# Instructions for the task
The finished copy should hold every entry exactly as given, and no pictures.

# Records shown
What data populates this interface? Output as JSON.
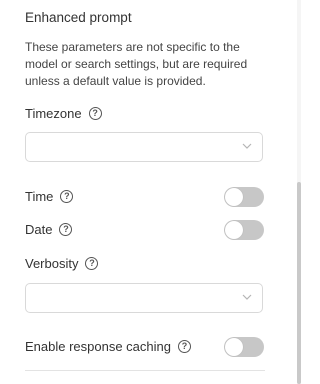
{
  "section": {
    "title": "Enhanced prompt",
    "description": "These parameters are not specific to the model or search settings, but are required unless a default value is provided."
  },
  "fields": {
    "timezone": {
      "label": "Timezone",
      "help_icon": "question-circle-icon",
      "value": ""
    },
    "time": {
      "label": "Time",
      "help_icon": "question-circle-icon",
      "enabled": false
    },
    "date": {
      "label": "Date",
      "help_icon": "question-circle-icon",
      "enabled": false
    },
    "verbosity": {
      "label": "Verbosity",
      "help_icon": "question-circle-icon",
      "value": ""
    },
    "response_caching": {
      "label": "Enable response caching",
      "help_icon": "question-circle-icon",
      "enabled": false
    }
  },
  "icons": {
    "help_glyph": "?",
    "dropdown": "chevron-down-icon"
  },
  "colors": {
    "toggle_off": "#c7c7c7",
    "border": "#d9d9d9",
    "text": "#333333"
  }
}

# Exercise output
What data populates this interface? Output as JSON.
{
  "section": {
    "title": "Enhanced prompt",
    "description": "These parameters are not specific to the model or search settings, but are required unless a default value is provided."
  },
  "fields": {
    "timezone": {
      "label": "Timezone",
      "help_icon": "question-circle-icon",
      "value": ""
    },
    "time": {
      "label": "Time",
      "help_icon": "question-circle-icon",
      "enabled": false
    },
    "date": {
      "label": "Date",
      "help_icon": "question-circle-icon",
      "enabled": false
    },
    "verbosity": {
      "label": "Verbosity",
      "help_icon": "question-circle-icon",
      "value": ""
    },
    "response_caching": {
      "label": "Enable response caching",
      "help_icon": "question-circle-icon",
      "enabled": false
    }
  },
  "icons": {
    "help_glyph": "?",
    "dropdown": "chevron-down-icon"
  },
  "colors": {
    "toggle_off": "#c7c7c7",
    "border": "#d9d9d9",
    "text": "#333333"
  }
}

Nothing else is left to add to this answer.